Many people struggle with a quick or fiery temper. Although society often encourages people to express themselves and not hold back, God’s Word teaches that giving in to one’s temper is a sin.
The Bible has a lot to say about the importance of controlling one’s temper. It calls a person who easily loses his temper a “fool” (Proverbs 29:11; Ecclesiastes 7:9) and describes someone who cannot control himself as a “city whose walls are broken down” (Proverbs 25:28). A person with a hot temper is often at odds with those around him, becoming easily offended and lashing out in anger for even the smallest slight (Proverbs 15:18a). As children of God, we are called to love others (John 13:35; Ephesians 4:2, 31-32) and to be at peace (James 1:19; Proverbs 19:11; James 3:17-18). “Love covers a multitude of sins” (1 Peter 4:8). A person who maintains a calm, even temper is quicker to forgive and better able to live peaceably with others (Proverbs 15:1, 8b; 12:16; 19:11).
With the Holy Spirit in our lives, we will show the fruit of His work inside us. Some of the fruits of the Spirit are peace, patience, and self-control (Galatians 5:22–23)—these are essential to controlling the tendency to lose our temper. In fact, the Greek word translated “patience” (“longsuffering” in the KJV) carries the idea of “long-burning,” as in having a long fuse. As we grow in Christ, we should continue to deal appropriately with anger (no short fuses!) and react with love and patience (Colossians 3:8).
We may often feel justified in losing our temper, particularly when someone has hurt or offended us. But we are instructed to forgive (Matthew 5:44; 6:12; 18:21–22), not yield to anger or seek vengeance. It is ultimately God’s prerogative to punish evildoers (Deuteronomy 32:35; Romans 12:19). For an example of this forgiveness, we need only look to Jesus. When He was hanging on the cross, crucified for sins He did not commit, He did not release His wrath on the perpetrators. Instead, He asked God the Father to forgive them (Luke 23:34).

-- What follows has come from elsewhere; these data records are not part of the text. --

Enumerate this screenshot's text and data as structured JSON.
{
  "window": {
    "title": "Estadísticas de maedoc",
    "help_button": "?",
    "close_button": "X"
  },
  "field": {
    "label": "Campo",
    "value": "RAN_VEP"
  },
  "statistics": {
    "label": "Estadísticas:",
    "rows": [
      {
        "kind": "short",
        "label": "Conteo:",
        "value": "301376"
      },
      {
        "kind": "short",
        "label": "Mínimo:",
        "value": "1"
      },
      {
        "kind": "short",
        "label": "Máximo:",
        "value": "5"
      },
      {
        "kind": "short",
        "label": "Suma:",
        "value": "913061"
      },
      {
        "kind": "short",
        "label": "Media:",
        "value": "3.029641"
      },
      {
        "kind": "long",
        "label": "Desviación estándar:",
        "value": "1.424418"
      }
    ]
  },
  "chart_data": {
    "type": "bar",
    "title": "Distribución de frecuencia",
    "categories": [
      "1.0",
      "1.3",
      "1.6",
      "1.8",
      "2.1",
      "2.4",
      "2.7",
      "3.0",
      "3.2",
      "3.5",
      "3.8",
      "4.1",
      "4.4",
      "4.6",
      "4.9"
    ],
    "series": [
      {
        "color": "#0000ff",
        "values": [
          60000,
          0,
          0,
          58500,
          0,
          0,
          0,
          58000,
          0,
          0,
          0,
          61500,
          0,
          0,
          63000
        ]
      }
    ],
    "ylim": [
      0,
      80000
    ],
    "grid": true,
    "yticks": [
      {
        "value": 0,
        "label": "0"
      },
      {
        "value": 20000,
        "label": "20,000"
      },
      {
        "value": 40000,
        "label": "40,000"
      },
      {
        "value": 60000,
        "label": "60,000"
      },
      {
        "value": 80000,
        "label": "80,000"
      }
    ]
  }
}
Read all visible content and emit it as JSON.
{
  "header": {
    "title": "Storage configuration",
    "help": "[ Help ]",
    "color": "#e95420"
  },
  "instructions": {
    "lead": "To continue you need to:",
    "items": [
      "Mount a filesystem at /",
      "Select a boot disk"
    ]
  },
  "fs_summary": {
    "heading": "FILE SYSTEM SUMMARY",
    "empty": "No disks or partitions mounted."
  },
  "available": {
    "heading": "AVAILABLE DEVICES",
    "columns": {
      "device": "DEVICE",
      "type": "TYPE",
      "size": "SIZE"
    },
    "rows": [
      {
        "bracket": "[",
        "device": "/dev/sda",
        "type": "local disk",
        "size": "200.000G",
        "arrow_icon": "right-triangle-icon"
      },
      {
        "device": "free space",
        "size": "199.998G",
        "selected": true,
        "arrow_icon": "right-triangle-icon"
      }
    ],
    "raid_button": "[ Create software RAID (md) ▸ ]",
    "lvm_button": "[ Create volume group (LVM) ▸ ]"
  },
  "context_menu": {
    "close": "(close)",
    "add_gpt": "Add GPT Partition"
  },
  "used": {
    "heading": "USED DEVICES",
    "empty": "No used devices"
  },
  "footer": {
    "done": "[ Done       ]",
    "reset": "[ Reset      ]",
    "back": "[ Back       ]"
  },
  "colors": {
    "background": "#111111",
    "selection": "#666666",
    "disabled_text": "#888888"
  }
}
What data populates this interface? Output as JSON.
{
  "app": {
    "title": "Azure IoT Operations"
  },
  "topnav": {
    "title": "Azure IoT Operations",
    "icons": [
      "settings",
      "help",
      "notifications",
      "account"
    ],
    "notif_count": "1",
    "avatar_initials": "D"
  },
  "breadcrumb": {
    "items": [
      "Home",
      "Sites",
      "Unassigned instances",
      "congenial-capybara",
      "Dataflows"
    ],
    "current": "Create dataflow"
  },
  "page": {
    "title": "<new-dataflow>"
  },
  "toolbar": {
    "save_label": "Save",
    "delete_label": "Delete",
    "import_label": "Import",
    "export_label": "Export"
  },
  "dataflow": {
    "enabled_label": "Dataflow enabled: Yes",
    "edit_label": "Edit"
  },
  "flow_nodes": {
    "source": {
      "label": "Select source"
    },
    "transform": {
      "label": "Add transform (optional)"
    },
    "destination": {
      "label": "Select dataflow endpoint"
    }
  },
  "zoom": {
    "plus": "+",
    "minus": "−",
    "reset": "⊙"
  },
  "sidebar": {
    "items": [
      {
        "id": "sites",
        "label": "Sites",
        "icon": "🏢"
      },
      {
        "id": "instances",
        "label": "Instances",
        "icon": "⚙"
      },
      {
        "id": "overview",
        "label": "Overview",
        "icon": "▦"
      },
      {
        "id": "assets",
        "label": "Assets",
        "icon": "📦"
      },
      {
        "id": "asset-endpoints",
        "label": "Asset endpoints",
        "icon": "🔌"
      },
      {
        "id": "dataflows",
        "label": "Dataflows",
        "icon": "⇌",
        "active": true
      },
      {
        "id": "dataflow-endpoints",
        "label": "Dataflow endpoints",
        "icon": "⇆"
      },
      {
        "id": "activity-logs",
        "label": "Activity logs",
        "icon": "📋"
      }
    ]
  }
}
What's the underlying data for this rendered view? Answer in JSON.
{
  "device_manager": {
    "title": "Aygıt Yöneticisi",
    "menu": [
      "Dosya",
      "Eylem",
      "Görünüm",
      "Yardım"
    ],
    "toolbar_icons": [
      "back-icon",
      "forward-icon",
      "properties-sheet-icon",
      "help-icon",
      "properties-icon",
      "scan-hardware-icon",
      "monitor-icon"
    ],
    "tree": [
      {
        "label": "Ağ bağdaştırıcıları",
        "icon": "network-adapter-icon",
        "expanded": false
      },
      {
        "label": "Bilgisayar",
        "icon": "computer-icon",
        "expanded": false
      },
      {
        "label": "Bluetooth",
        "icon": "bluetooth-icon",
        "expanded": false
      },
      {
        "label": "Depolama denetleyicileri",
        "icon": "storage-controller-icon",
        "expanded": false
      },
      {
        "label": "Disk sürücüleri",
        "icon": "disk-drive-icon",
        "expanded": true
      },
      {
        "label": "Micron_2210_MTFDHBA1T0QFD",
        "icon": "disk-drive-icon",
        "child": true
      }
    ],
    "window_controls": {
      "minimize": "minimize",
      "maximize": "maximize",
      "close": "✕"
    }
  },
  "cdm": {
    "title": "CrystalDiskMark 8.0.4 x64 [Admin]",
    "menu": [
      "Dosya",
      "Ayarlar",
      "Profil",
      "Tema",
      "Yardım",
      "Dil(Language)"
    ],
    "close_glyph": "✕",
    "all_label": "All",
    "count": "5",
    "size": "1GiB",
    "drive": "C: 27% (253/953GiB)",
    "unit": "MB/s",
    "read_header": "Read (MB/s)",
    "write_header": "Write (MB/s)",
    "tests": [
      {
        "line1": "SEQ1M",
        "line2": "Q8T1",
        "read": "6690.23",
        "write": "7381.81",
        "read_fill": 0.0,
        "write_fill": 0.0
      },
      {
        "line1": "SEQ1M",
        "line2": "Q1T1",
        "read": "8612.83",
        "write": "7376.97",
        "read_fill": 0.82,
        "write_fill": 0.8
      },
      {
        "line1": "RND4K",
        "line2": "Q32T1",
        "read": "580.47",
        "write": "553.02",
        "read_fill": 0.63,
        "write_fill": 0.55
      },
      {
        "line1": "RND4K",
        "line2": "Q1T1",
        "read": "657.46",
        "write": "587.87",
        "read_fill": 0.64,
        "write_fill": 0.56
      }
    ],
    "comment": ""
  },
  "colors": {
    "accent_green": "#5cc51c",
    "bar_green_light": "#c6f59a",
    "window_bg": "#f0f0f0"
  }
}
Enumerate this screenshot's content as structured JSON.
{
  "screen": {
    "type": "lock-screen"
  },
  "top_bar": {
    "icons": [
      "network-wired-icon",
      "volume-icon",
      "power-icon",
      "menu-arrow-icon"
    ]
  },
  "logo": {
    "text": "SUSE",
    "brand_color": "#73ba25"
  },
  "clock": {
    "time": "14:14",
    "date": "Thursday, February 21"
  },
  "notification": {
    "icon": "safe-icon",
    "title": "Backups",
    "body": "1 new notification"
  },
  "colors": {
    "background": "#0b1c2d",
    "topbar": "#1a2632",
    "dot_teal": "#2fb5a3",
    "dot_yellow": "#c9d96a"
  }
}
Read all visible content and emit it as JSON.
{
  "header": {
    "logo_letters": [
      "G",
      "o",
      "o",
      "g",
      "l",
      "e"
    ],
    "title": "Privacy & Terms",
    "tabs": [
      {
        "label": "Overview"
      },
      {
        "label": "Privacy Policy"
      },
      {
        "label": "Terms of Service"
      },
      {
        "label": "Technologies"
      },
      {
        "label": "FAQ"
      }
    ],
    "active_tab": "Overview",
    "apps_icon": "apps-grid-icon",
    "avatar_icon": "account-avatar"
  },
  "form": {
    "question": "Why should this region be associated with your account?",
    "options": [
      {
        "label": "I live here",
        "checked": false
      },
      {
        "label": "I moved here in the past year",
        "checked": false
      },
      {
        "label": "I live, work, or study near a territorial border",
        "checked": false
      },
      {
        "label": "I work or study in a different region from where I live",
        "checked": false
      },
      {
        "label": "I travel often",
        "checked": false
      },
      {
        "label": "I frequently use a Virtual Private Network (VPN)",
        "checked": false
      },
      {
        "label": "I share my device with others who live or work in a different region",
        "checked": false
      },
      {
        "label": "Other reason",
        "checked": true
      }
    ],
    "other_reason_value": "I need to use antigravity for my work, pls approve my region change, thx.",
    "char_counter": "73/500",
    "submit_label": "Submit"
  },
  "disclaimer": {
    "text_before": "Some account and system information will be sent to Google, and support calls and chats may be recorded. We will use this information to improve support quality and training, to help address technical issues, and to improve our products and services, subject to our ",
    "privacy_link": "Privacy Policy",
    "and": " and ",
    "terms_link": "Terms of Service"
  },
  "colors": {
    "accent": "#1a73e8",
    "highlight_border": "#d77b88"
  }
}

It’s important to note that anger is a valid emotion and is not always sinful. God allows for “righteous anger,” which is anger with the proper focus, the proper motivation, the proper control, the proper duration, and the proper result. Our problem is that our temper is often motivated by selfishness and directed toward other people instead of toward sin. That’s why God tells us to “let all bitterness and indignation and wrath (passion, rage, bad temper) and resentment (anger, animosity) . . . be banished from you” (Ephesians 4:31, AMP). With God’s help, we can keep our temper in check.